### RECORDS FOR THIS EXERCISE:
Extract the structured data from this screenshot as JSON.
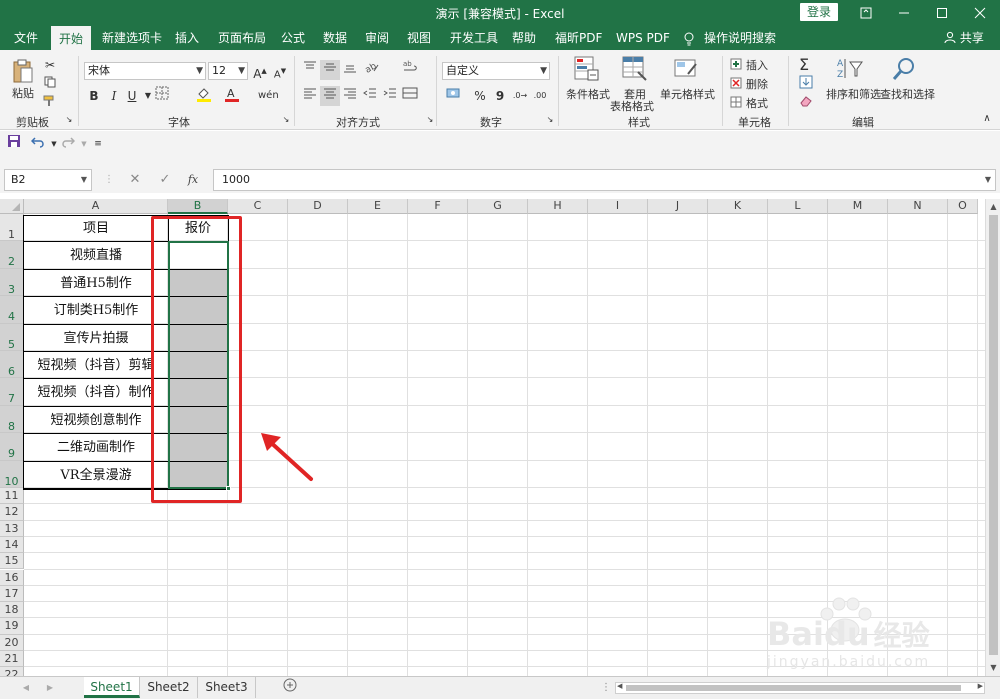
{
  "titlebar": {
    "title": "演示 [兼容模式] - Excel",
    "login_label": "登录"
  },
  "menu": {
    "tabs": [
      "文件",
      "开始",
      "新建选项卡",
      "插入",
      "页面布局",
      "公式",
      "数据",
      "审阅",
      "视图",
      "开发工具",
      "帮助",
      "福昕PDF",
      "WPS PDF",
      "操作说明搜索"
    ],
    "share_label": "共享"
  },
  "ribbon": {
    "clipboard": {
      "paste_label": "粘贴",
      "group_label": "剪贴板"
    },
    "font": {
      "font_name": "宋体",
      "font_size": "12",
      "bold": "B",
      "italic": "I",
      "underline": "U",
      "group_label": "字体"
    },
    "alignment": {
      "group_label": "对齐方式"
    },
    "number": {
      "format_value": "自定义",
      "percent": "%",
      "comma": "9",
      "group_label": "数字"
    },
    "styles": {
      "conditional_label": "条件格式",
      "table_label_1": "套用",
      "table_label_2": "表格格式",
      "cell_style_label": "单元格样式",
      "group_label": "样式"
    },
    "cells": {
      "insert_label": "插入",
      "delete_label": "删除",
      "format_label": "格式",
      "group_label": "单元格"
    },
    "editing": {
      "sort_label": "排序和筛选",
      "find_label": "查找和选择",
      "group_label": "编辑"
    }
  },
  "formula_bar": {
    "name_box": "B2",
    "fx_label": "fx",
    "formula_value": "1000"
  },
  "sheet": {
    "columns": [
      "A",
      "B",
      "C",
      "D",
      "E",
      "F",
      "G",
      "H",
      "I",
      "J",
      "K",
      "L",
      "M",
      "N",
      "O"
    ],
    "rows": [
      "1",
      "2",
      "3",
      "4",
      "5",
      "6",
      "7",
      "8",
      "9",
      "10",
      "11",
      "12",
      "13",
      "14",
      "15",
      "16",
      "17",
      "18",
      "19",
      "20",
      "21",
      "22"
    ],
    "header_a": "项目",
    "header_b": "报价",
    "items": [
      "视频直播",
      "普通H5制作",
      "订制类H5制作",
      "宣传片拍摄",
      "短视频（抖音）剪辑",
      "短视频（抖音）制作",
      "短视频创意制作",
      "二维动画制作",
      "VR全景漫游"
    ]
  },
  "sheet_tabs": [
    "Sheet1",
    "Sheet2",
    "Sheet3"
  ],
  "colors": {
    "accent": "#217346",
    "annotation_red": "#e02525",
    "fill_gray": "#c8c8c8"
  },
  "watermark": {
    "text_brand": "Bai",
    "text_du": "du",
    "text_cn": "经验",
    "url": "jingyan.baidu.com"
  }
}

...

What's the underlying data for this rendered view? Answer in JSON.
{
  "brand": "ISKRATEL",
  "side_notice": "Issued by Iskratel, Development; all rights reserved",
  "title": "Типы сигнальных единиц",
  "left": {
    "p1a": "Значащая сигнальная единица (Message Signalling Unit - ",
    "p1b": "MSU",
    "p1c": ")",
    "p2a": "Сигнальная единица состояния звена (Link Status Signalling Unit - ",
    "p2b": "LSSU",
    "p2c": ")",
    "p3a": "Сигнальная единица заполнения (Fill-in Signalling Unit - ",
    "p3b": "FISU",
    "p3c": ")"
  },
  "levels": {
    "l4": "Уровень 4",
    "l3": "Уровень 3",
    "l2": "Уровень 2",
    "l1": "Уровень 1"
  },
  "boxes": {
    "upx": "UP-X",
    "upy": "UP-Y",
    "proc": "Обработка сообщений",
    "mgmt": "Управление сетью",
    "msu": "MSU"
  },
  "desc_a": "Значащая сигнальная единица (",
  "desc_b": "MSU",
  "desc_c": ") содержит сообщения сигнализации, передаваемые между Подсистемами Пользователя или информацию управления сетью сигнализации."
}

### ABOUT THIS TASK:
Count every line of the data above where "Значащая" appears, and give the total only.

### RESULT FOR THIS TASK:
2